“We need to acknowledge and recognize the contributions of young people,” affirmed UN Secretary-General Envoy for Youth Ahmad Alhendawi in addressing over 120 public, private, civil society, and youth leaders who convened at the Center for Strategic and International Studies (CSIS) in Washington, DC, on October 8 to discuss the impact of today’s global movement of youth-led social change.
Ayaz arrived in the lobby of our DC retreat center with a grin on his face and tired eyes telling of the 28 hours that had passed since he headed to the airport from his home in Sulaimanyah, Iraq. I breathed a sigh of relief.
A wealth of data compiled by the No Ceilings campaign reflects significant gains—and gaps—in the status of women and girls over the last two decades. One of the persistent challenges cited is a dearth in women executives.
Recognized by Britain's Queen Elizabeth II for her efforts to economically empower thousands of families across four Southeast Asian nations while protecting fragile coastal environments, Anoka Abeyrathne often struggles to be heard by male decision-makers in her native Sri Lanka.
Until 2008, people called them China’s first generation of couch potatoes and “online addicts.” After the 2008 earthquake, they became known as the generation that will save China. For the 415 million Chinese under 34 years old, the truth probably lies somewhere in between.
They are creative, determined, and compassionate. Rather than turn the other way, they take action when they see a problem in their community. They are the 2015 BADIR Fellows—20 young Jordanian leaders, who are the latest social entrepreneurs to be selected through a joint initiative of Starbucks, M.H. Alshaya, Co., and IYF.
Young people are at the heart of IYF initiatives, a point made powerfully clear during a recent visit to Zimbabwe by IYF President and CEO Bill Reese. It was my first time meeting Bill, who, despite a packed itinerary, placed a priority on meeting and interacting with youth who have benefited from IYF’s work here.

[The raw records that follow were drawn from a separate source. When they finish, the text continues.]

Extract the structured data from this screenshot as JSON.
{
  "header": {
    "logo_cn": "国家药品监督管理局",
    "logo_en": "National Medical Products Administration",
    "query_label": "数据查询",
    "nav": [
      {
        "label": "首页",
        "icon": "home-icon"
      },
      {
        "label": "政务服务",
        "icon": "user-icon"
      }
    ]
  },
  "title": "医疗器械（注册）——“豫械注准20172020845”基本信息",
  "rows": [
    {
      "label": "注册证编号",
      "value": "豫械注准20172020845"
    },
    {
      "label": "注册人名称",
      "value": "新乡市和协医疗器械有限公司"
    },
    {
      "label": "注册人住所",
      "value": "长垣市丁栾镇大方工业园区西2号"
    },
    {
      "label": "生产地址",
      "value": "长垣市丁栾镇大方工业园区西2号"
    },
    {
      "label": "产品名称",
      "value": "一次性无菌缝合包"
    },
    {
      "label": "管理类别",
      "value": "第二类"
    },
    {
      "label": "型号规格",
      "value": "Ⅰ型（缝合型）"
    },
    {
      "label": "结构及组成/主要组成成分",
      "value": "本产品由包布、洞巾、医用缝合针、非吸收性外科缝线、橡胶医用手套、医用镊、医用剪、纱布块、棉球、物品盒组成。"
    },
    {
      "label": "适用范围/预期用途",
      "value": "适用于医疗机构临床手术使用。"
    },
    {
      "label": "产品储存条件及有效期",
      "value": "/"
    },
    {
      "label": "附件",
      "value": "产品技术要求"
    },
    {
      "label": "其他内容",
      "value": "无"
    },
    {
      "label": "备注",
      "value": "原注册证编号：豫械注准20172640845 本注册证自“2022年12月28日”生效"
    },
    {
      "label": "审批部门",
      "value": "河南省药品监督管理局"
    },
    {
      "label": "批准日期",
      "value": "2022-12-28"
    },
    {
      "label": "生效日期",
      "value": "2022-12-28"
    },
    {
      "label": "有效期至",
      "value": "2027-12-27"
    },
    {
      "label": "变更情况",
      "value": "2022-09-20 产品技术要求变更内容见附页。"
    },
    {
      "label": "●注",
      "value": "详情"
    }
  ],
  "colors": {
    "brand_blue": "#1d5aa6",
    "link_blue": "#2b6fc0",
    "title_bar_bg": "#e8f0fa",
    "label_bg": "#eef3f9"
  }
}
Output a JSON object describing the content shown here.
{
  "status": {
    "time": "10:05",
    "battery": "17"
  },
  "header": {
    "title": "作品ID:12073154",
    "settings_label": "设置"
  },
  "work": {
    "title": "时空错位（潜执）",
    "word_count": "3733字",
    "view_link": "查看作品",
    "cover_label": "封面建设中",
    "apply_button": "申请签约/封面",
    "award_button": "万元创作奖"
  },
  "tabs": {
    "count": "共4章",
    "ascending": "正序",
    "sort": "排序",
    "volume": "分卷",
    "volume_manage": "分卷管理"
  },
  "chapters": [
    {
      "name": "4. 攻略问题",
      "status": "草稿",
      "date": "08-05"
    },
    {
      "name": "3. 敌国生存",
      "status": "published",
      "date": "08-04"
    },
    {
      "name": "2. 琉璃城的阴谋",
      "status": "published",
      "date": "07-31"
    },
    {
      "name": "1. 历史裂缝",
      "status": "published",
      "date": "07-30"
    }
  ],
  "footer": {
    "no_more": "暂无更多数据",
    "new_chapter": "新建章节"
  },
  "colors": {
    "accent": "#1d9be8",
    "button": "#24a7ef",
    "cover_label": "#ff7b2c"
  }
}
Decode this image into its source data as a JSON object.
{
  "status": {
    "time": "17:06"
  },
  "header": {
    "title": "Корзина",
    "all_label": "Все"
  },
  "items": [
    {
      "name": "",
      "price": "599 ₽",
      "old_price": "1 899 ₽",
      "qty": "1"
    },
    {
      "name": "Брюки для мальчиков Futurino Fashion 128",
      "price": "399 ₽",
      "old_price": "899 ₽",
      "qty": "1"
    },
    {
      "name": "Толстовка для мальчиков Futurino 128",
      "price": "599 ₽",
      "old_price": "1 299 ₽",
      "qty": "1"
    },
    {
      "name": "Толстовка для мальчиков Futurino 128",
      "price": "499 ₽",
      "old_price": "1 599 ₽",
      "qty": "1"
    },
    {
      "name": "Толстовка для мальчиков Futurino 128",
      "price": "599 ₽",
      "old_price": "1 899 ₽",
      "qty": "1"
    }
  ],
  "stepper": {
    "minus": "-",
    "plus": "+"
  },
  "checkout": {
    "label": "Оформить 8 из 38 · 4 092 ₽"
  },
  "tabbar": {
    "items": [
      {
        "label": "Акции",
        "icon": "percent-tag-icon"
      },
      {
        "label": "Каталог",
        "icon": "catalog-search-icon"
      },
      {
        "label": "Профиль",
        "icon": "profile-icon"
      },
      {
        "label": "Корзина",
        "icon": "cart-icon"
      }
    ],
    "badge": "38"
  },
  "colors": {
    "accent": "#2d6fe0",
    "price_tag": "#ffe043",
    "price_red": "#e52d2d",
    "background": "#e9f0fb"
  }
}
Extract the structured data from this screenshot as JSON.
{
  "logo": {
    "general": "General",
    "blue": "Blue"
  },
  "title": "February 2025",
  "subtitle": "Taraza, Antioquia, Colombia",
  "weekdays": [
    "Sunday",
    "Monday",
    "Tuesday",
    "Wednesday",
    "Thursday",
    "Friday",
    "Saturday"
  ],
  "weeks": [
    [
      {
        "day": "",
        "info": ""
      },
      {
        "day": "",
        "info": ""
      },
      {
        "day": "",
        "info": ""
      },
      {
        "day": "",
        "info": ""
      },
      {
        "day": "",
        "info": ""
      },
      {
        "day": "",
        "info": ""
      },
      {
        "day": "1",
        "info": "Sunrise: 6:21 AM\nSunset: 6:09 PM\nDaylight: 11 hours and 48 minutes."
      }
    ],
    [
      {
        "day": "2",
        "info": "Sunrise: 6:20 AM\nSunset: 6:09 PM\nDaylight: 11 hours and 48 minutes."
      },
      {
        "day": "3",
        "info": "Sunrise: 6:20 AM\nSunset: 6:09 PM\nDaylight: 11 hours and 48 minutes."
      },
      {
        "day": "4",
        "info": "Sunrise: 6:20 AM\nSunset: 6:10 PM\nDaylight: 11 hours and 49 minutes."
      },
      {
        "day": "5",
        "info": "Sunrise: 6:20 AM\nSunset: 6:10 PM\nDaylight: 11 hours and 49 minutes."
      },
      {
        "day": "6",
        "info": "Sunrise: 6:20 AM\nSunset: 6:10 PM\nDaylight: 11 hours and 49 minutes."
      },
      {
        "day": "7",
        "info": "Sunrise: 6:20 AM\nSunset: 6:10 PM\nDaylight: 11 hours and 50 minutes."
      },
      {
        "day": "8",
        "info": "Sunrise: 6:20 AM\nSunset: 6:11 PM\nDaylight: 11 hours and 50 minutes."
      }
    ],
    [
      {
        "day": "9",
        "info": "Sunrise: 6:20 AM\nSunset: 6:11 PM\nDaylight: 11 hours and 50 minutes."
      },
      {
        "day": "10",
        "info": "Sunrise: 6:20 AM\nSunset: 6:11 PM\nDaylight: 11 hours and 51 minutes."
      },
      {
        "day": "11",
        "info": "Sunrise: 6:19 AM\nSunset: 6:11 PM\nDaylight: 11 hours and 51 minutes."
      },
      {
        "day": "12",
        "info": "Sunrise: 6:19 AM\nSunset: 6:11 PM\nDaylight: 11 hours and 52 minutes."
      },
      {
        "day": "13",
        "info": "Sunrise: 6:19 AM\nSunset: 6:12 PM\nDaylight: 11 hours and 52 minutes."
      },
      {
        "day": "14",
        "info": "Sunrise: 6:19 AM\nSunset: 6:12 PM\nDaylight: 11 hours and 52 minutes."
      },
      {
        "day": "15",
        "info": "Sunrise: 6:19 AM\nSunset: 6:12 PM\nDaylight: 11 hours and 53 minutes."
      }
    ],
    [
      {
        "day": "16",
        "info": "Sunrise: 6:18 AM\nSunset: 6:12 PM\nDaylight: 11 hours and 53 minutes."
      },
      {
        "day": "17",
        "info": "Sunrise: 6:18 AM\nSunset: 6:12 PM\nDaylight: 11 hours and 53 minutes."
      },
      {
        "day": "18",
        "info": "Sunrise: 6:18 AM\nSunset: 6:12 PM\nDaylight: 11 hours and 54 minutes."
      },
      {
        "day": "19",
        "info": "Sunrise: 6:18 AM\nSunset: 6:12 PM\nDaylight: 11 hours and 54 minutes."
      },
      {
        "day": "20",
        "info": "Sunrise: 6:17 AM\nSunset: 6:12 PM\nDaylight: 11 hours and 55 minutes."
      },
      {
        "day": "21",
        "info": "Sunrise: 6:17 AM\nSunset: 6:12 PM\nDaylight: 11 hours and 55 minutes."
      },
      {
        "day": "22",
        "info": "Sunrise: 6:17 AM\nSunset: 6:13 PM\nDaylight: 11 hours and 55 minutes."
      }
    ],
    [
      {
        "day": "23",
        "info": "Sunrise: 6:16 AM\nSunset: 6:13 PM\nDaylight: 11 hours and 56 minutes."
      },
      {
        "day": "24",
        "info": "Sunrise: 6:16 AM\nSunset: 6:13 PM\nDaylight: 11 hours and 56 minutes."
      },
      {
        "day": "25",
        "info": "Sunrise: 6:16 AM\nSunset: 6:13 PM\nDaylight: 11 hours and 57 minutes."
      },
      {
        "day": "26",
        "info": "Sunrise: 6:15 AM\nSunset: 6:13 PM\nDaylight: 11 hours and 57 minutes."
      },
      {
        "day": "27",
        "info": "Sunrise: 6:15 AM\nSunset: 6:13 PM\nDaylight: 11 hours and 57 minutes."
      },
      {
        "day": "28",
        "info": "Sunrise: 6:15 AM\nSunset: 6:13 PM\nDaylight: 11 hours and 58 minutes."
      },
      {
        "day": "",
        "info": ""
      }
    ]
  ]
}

They’re smart, driven, idealistic, and pragmatic. Keenly aware of the problems facing our planet, they’re equally passionate about solutions. They are the 2015 Laureate Global Fellows.
As IYF’s Director of Social Innovation, Ashok Regmi is helping to build a worldwide movement of young people leading social change. A new book profiles his efforts and those of ten of IYF’s YouthActionNet® Fellows.
Now in its 15th year of supporting youth-led social innovation, YouthActionNet® seeks 20 extraordinary young leaders to join its 2015 class of Laureate Global Fellows. Learn more and help spread the word.